This study drew upon the theory of reasoned action (TRA) to predict the intention to drive while intoxicated (DWI). Four hypotheses were tested using telephone survey data from a random sample of 1,259 adult residents of Bernalillo County, New Mexico. Results showed the TRA to be predictive across a diversity of social groups. Contrary to hypotheses, subjective norms were a more powerful predictor than attitudes, and the perceived severity of DWI penalties was positively correlated with DWI intention, a paradoxical result that was explained with reference to the social environment of likely DWI offenders. The results suggest that anti-DWI public-information campaigns should stress the importance of informal social influence against drunk driving, rather than merely the legal penalties for drinking and driving.

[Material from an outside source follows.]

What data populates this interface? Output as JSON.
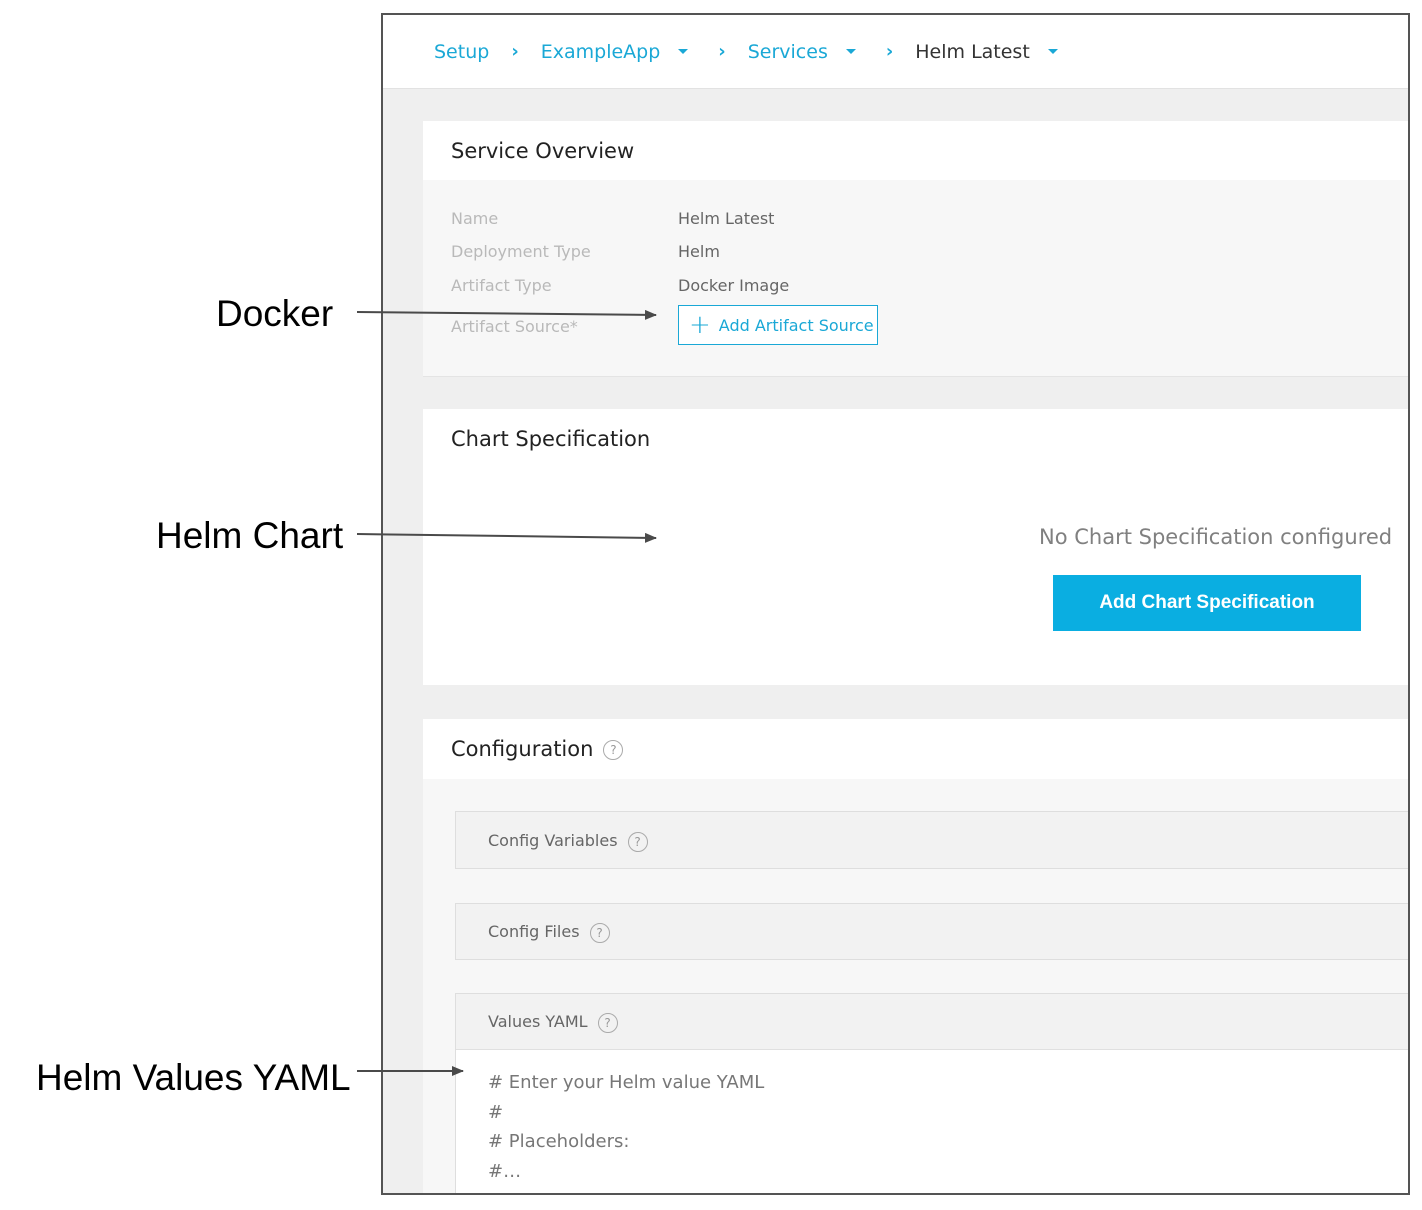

|Original language||English (US)|
|Number of pages||16|
|Journal||Journal of Applied Social Psychology|
|State||Published - Nov 2000|
All Science Journal Classification (ASJC) codes
- Social Psychology